One of my greatest struggles when it comes to writing regularly is that in order to have something to write about, I have to take a break from writing and go do something. Not like, “step back, have a cup of tea.” I don’t struggle with that at all. If anything, I’m too good at that. But in order to share adventures with you, I must first have adventures. So here I am, freshly returned from another adventure: a week back at Truman Lake with a large portion of my dad’s side of the family.
This used to be a relatively regular occurrence (although usually just a weekend trip, I believe, not a whole week) when I was much younger and my grandparents had a camper trailer parked on a permanent lot. We’ve all grown and changed a lot in the last 25 years or so since we were all at the lake together, but it was a special kind of escape from the stresses of the world to float around the beach again with my cousins reminiscing and marveling at the surroundings. I hope this becomes an annual event and that those who couldn’t join us this year can join next time.
We had daily temperatures of over 100ºF for the first half of the trip, but we managed remarkably well with minimal sunburns and limited dehydration all around.
We’re not quite vampires, but we are a pretty pasty bunch, so the lack of sunburns felt like a massive achievement. Obviously a lot of this is owed to sunscreen and avoiding the direct sun in the hottest part of the day as if we were vampires, but I will take a minute to share my newfound appreciation of UPF wear. Before this trip, I got (i.e. my mom generously purchased for me) two long sleeved rash guard shirts (they’re from Land’s End, if you’re curious; I definitely don’t have any kind of endorsement deal, but the shirts are lovely) and a sunsuit from Waterlust, which is like a long sleeved swimsuit.
Here’s the thing: I’ve talked before about how sun protection is important, regardless of your complexion. And I know it’s easy to say “Yeah, I know, but I just can’t bring myself to wear sleeves in the pool! It seems hot, and restrictive, and what am I, a self-conscious fat kid?”
I’ve always identified with the “fat kid” and still have a lot of weird hangups about various things that I relate with that, but I’ve never been a t-shirt-in-the-pool kid. And for weird sensory reasons, I don’t even like to wear long sleeve t-shirts when it’s seasonally appropriate (I neither want nor need to feel all my arm hair all day long, thank you). But this sunwear is a game changer. I didn’t get sunburned AT ALL and the long sleeves held water in just the right amount that I was far cooler than I would have been wearing far less clothing.
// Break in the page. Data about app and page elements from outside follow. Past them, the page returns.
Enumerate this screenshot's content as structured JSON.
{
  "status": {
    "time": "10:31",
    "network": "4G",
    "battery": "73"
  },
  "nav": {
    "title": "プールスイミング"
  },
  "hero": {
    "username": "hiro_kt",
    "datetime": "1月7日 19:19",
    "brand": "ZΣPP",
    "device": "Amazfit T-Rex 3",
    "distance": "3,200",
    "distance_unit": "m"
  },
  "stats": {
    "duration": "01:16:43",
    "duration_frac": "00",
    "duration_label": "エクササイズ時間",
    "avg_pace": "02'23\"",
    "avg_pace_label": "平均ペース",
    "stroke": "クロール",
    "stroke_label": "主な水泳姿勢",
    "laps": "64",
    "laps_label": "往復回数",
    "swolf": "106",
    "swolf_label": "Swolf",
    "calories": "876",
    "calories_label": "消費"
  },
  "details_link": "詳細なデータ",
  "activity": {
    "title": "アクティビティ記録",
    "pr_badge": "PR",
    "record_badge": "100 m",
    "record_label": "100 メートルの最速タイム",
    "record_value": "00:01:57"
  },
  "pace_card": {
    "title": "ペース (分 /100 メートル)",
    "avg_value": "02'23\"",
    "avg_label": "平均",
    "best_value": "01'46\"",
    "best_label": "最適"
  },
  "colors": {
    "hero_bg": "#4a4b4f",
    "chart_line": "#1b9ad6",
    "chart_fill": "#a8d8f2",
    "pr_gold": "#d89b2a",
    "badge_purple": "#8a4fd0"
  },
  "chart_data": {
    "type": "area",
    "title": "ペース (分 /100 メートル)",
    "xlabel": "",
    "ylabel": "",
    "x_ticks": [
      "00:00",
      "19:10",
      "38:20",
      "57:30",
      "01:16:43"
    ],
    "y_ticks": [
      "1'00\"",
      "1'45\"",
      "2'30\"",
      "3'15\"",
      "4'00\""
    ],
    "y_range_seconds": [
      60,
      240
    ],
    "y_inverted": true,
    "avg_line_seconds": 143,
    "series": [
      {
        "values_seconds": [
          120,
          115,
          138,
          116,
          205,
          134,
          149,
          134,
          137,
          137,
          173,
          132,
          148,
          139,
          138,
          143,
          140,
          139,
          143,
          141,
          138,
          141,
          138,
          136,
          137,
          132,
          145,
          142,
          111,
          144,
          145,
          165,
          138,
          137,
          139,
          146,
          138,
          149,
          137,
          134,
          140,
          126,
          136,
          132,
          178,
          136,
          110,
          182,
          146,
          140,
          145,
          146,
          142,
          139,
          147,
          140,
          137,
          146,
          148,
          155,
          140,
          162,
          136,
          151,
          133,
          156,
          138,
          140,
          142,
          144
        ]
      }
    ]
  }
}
Interestingly, the sunsuit, which was made of slightly heavier material, felt cooler than the lighter rash guard shirts. So if you’re interested in minimizing solar radiation damage, I’m pleased to report that UPF shirts are definitely the way to go if you’re in the water at all. (They were a little stifling before we got to the water, so keep that in mind. If you’re looking for sun protection in the desert, this is maybe not your best option, but it would be better than just frying.)
As when we were much younger, the prime place on the beach with my cousins proved to be the buoy barrier that marked the marine limits of the beach. At this beach, the buoy barrier consists of several long yellow tubes, and while I’m certain that there are posted rules somewhere about not hanging on them, we sat on the buoys like the miscreants that we are. And as happens all too often with the passage of time, both the buoys and the beach itself seemed much smaller than they had when we were children. Swimming out to the buoys once seemed a monumental feat. Now, we can walk three quarters of the way and reach it quite easily. We inflated one of the paddleboards and used it as a communal floaty to rest our arms and chins on as we hid the rest of our bodies from the brutal sun, keeping below the waterline like albino alligators.
With a lovely view of the dam and the visitor center, we were given an extra treat with a visit from a bald eagle and a pair of great egrets swooping over the cove with their snowy white plumage. I didn’t get pictures of any of them because I didn’t take my phone with me out to the “deep end” of the beach, but I never get good pictures of the eagles at the lake anyway. They always photograph like the moon, so much smaller and less impressive through the lens.
That is an example of something that has improved since we were children, however. In the early 90’s it was a rare spectacle to spy an eagle at the lake. Their population was still devastated from the effects of DDT working its way up the food chain. Now it’s rare that we don’t see multiple eagles on any given trip to the lake. The increased frequency of the sightings in no way diminishes their magnificence, though, and knowing that their population has recovered specifically due to humans recognizing and remedying our harmful actions is encouraging. I wish we could do that kind of thing more often as the oceans fill with plastic and large portions of the entire planet face worsening consequences of climate change. We’ve done it before. Let’s do it again.